Work order. Copy each entry below exactly.

Items from an interface collection.
□ □ □
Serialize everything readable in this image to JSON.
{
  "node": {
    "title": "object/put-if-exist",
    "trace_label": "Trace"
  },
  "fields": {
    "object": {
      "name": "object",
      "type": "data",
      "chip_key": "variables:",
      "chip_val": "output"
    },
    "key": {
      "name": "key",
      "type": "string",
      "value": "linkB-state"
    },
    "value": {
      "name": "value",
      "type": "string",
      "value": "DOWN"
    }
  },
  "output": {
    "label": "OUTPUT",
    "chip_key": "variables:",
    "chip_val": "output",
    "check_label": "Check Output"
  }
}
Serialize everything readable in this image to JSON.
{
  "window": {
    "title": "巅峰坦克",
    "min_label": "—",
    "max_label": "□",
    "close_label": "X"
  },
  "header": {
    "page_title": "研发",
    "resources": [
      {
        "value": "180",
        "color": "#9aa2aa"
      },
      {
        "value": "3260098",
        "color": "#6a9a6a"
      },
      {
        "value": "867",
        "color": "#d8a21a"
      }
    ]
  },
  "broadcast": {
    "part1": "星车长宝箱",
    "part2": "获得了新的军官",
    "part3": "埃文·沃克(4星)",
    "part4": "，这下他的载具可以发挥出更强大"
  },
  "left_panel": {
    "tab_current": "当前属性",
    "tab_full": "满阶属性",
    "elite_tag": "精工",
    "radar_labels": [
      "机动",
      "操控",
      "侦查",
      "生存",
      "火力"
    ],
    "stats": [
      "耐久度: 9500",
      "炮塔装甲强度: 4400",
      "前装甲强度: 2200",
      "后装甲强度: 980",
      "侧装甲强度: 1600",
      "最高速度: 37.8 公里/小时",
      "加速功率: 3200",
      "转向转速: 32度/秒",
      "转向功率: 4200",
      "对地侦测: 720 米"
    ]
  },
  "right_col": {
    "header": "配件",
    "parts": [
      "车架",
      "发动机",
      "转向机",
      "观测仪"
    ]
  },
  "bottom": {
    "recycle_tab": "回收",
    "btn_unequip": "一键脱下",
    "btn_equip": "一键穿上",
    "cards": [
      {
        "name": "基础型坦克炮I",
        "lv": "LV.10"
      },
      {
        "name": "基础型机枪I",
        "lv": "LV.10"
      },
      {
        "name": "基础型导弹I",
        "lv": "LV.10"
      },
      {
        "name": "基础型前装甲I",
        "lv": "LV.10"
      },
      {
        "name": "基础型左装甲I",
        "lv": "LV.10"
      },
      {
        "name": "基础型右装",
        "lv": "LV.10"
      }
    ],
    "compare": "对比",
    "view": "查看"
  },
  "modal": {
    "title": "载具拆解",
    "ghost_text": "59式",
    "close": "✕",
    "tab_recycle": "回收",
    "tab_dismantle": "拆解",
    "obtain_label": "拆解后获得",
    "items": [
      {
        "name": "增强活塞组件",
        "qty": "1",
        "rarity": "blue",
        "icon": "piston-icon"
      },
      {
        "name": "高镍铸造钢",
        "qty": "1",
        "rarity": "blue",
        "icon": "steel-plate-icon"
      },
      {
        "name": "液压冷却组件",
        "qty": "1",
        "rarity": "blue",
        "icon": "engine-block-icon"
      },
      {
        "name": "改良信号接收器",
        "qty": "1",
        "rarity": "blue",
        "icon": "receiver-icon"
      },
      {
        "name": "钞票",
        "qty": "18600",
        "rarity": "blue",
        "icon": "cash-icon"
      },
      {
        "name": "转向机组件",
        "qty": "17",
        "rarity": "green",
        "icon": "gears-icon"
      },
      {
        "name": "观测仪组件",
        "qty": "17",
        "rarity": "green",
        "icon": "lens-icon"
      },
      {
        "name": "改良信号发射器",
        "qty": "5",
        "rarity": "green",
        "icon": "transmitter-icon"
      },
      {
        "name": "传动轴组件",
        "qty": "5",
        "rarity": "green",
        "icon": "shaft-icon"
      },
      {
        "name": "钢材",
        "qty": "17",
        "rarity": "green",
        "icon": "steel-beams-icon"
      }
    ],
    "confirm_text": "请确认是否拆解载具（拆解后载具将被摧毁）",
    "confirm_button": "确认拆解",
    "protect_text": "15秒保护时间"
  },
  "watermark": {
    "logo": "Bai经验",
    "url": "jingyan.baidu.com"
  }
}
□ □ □
Finished exercise.
Serialize everything readable in this image to JSON.
{
  "node": {
    "title": "object/put-if-exist",
    "trace_label": "Trace"
  },
  "fields": {
    "object": {
      "name": "object",
      "type": "data",
      "chip_key": "variables:",
      "chip_val": "output"
    },
    "key": {
      "name": "key",
      "type": "string",
      "value": "linkB-state"
    },
    "value": {
      "name": "value",
      "type": "string",
      "value": "DOWN"
    }
  },
  "output": {
    "label": "OUTPUT",
    "chip_key": "variables:",
    "chip_val": "output",
    "check_label": "Check Output"
  }
}
Serialize everything readable in this image to JSON.
{
  "window": {
    "title": "巅峰坦克",
    "min_label": "—",
    "max_label": "□",
    "close_label": "X"
  },
  "header": {
    "page_title": "研发",
    "resources": [
      {
        "value": "180",
        "color": "#9aa2aa"
      },
      {
        "value": "3260098",
        "color": "#6a9a6a"
      },
      {
        "value": "867",
        "color": "#d8a21a"
      }
    ]
  },
  "broadcast": {
    "part1": "星车长宝箱",
    "part2": "获得了新的军官",
    "part3": "埃文·沃克(4星)",
    "part4": "，这下他的载具可以发挥出更强大"
  },
  "left_panel": {
    "tab_current": "当前属性",
    "tab_full": "满阶属性",
    "elite_tag": "精工",
    "radar_labels": [
      "机动",
      "操控",
      "侦查",
      "生存",
      "火力"
    ],
    "stats": [
      "耐久度: 9500",
      "炮塔装甲强度: 4400",
      "前装甲强度: 2200",
      "后装甲强度: 980",
      "侧装甲强度: 1600",
      "最高速度: 37.8 公里/小时",
      "加速功率: 3200",
      "转向转速: 32度/秒",
      "转向功率: 4200",
      "对地侦测: 720 米"
    ]
  },
  "right_col": {
    "header": "配件",
    "parts": [
      "车架",
      "发动机",
      "转向机",
      "观测仪"
    ]
  },
  "bottom": {
    "recycle_tab": "回收",
    "btn_unequip": "一键脱下",
    "btn_equip": "一键穿上",
    "cards": [
      {
        "name": "基础型坦克炮I",
        "lv": "LV.10"
      },
      {
        "name": "基础型机枪I",
        "lv": "LV.10"
      },
      {
        "name": "基础型导弹I",
        "lv": "LV.10"
      },
      {
        "name": "基础型前装甲I",
        "lv": "LV.10"
      },
      {
        "name": "基础型左装甲I",
        "lv": "LV.10"
      },
      {
        "name": "基础型右装",
        "lv": "LV.10"
      }
    ],
    "compare": "对比",
    "view": "查看"
  },
  "modal": {
    "title": "载具拆解",
    "ghost_text": "59式",
    "close": "✕",
    "tab_recycle": "回收",
    "tab_dismantle": "拆解",
    "obtain_label": "拆解后获得",
    "items": [
      {
        "name": "增强活塞组件",
        "qty": "1",
        "rarity": "blue",
        "icon": "piston-icon"
      },
      {
        "name": "高镍铸造钢",
        "qty": "1",
        "rarity": "blue",
        "icon": "steel-plate-icon"
      },
      {
        "name": "液压冷却组件",
        "qty": "1",
        "rarity": "blue",
        "icon": "engine-block-icon"
      },
      {
        "name": "改良信号接收器",
        "qty": "1",
        "rarity": "blue",
        "icon": "receiver-icon"
      },
      {
        "name": "钞票",
        "qty": "18600",
        "rarity": "blue",
        "icon": "cash-icon"
      },
      {
        "name": "转向机组件",
        "qty": "17",
        "rarity": "green",
        "icon": "gears-icon"
      },
      {
        "name": "观测仪组件",
        "qty": "17",
        "rarity": "green",
        "icon": "lens-icon"
      },
      {
        "name": "改良信号发射器",
        "qty": "5",
        "rarity": "green",
        "icon": "transmitter-icon"
      },
      {
        "name": "传动轴组件",
        "qty": "5",
        "rarity": "green",
        "icon": "shaft-icon"
      },
      {
        "name": "钢材",
        "qty": "17",
        "rarity": "green",
        "icon": "steel-beams-icon"
      }
    ],
    "confirm_text": "请确认是否拆解载具（拆解后载具将被摧毁）",
    "confirm_button": "确认拆解",
    "protect_text": "15秒保护时间"
  },
  "watermark": {
    "logo": "Bai经验",
    "url": "jingyan.baidu.com"
  }
}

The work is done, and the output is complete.